(Work instruction):
Below is a set of records. Repeat all of them exactly.

(Dataset records):

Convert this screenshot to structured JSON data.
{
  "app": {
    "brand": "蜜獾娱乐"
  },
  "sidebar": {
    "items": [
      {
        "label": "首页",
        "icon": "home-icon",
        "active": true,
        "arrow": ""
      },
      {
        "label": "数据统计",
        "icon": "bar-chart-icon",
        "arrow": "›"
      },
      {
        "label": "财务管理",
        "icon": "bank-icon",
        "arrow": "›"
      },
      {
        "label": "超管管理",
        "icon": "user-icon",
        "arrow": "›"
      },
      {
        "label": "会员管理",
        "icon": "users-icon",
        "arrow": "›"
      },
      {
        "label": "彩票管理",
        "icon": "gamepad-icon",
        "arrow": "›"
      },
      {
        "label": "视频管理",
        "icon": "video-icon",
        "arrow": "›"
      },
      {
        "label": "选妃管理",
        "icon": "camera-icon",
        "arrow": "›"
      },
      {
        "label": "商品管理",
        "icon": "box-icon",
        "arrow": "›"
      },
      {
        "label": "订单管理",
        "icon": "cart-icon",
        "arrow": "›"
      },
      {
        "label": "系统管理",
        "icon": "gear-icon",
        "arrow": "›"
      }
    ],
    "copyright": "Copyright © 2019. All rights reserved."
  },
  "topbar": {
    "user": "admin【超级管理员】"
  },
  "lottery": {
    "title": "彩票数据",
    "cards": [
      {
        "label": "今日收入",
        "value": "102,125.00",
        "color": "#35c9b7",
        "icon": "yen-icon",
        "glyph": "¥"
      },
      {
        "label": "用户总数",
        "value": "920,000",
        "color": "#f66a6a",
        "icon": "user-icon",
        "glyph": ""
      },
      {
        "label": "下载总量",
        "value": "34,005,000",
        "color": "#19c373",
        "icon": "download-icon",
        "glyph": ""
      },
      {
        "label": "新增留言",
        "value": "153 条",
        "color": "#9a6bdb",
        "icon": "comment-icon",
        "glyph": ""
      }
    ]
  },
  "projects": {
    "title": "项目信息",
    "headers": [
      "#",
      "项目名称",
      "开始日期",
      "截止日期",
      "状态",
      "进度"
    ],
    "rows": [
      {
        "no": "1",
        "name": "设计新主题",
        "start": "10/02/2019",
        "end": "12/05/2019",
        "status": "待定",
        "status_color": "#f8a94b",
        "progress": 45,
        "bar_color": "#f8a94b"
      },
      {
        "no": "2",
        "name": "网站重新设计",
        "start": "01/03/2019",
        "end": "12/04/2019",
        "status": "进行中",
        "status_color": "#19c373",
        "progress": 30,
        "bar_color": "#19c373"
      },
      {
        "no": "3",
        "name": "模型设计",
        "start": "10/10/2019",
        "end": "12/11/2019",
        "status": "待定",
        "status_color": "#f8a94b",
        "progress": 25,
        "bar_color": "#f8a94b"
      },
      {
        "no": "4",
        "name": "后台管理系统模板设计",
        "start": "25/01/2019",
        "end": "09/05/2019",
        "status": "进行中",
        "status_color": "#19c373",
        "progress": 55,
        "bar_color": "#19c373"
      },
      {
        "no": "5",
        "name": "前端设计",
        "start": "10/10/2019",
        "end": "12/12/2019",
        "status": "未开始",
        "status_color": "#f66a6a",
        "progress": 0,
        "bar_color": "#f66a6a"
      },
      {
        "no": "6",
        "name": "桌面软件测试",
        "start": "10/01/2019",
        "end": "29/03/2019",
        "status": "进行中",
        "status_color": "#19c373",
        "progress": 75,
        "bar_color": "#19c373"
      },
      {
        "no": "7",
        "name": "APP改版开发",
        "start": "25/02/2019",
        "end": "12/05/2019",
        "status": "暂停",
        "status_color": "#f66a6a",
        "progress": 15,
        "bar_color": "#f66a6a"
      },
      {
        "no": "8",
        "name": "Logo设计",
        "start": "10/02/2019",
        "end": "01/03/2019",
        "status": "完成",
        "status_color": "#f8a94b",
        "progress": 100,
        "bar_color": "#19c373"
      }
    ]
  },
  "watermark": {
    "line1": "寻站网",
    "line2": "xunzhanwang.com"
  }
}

(Completed exercise):
Convert this screenshot to structured JSON data.
{
  "app": {
    "brand": "蜜獾娱乐"
  },
  "sidebar": {
    "items": [
      {
        "label": "首页",
        "icon": "home-icon",
        "active": true,
        "arrow": ""
      },
      {
        "label": "数据统计",
        "icon": "bar-chart-icon",
        "arrow": "›"
      },
      {
        "label": "财务管理",
        "icon": "bank-icon",
        "arrow": "›"
      },
      {
        "label": "超管管理",
        "icon": "user-icon",
        "arrow": "›"
      },
      {
        "label": "会员管理",
        "icon": "users-icon",
        "arrow": "›"
      },
      {
        "label": "彩票管理",
        "icon": "gamepad-icon",
        "arrow": "›"
      },
      {
        "label": "视频管理",
        "icon": "video-icon",
        "arrow": "›"
      },
      {
        "label": "选妃管理",
        "icon": "camera-icon",
        "arrow": "›"
      },
      {
        "label": "商品管理",
        "icon": "box-icon",
        "arrow": "›"
      },
      {
        "label": "订单管理",
        "icon": "cart-icon",
        "arrow": "›"
      },
      {
        "label": "系统管理",
        "icon": "gear-icon",
        "arrow": "›"
      }
    ],
    "copyright": "Copyright © 2019. All rights reserved."
  },
  "topbar": {
    "user": "admin【超级管理员】"
  },
  "lottery": {
    "title": "彩票数据",
    "cards": [
      {
        "label": "今日收入",
        "value": "102,125.00",
        "color": "#35c9b7",
        "icon": "yen-icon",
        "glyph": "¥"
      },
      {
        "label": "用户总数",
        "value": "920,000",
        "color": "#f66a6a",
        "icon": "user-icon",
        "glyph": ""
      },
      {
        "label": "下载总量",
        "value": "34,005,000",
        "color": "#19c373",
        "icon": "download-icon",
        "glyph": ""
      },
      {
        "label": "新增留言",
        "value": "153 条",
        "color": "#9a6bdb",
        "icon": "comment-icon",
        "glyph": ""
      }
    ]
  },
  "projects": {
    "title": "项目信息",
    "headers": [
      "#",
      "项目名称",
      "开始日期",
      "截止日期",
      "状态",
      "进度"
    ],
    "rows": [
      {
        "no": "1",
        "name": "设计新主题",
        "start": "10/02/2019",
        "end": "12/05/2019",
        "status": "待定",
        "status_color": "#f8a94b",
        "progress": 45,
        "bar_color": "#f8a94b"
      },
      {
        "no": "2",
        "name": "网站重新设计",
        "start": "01/03/2019",
        "end": "12/04/2019",
        "status": "进行中",
        "status_color": "#19c373",
        "progress": 30,
        "bar_color": "#19c373"
      },
      {
        "no": "3",
        "name": "模型设计",
        "start": "10/10/2019",
        "end": "12/11/2019",
        "status": "待定",
        "status_color": "#f8a94b",
        "progress": 25,
        "bar_color": "#f8a94b"
      },
      {
        "no": "4",
        "name": "后台管理系统模板设计",
        "start": "25/01/2019",
        "end": "09/05/2019",
        "status": "进行中",
        "status_color": "#19c373",
        "progress": 55,
        "bar_color": "#19c373"
      },
      {
        "no": "5",
        "name": "前端设计",
        "start": "10/10/2019",
        "end": "12/12/2019",
        "status": "未开始",
        "status_color": "#f66a6a",
        "progress": 0,
        "bar_color": "#f66a6a"
      },
      {
        "no": "6",
        "name": "桌面软件测试",
        "start": "10/01/2019",
        "end": "29/03/2019",
        "status": "进行中",
        "status_color": "#19c373",
        "progress": 75,
        "bar_color": "#19c373"
      },
      {
        "no": "7",
        "name": "APP改版开发",
        "start": "25/02/2019",
        "end": "12/05/2019",
        "status": "暂停",
        "status_color": "#f66a6a",
        "progress": 15,
        "bar_color": "#f66a6a"
      },
      {
        "no": "8",
        "name": "Logo设计",
        "start": "10/02/2019",
        "end": "01/03/2019",
        "status": "完成",
        "status_color": "#f8a94b",
        "progress": 100,
        "bar_color": "#19c373"
      }
    ]
  },
  "watermark": {
    "line1": "寻站网",
    "line2": "xunzhanwang.com"
  }
}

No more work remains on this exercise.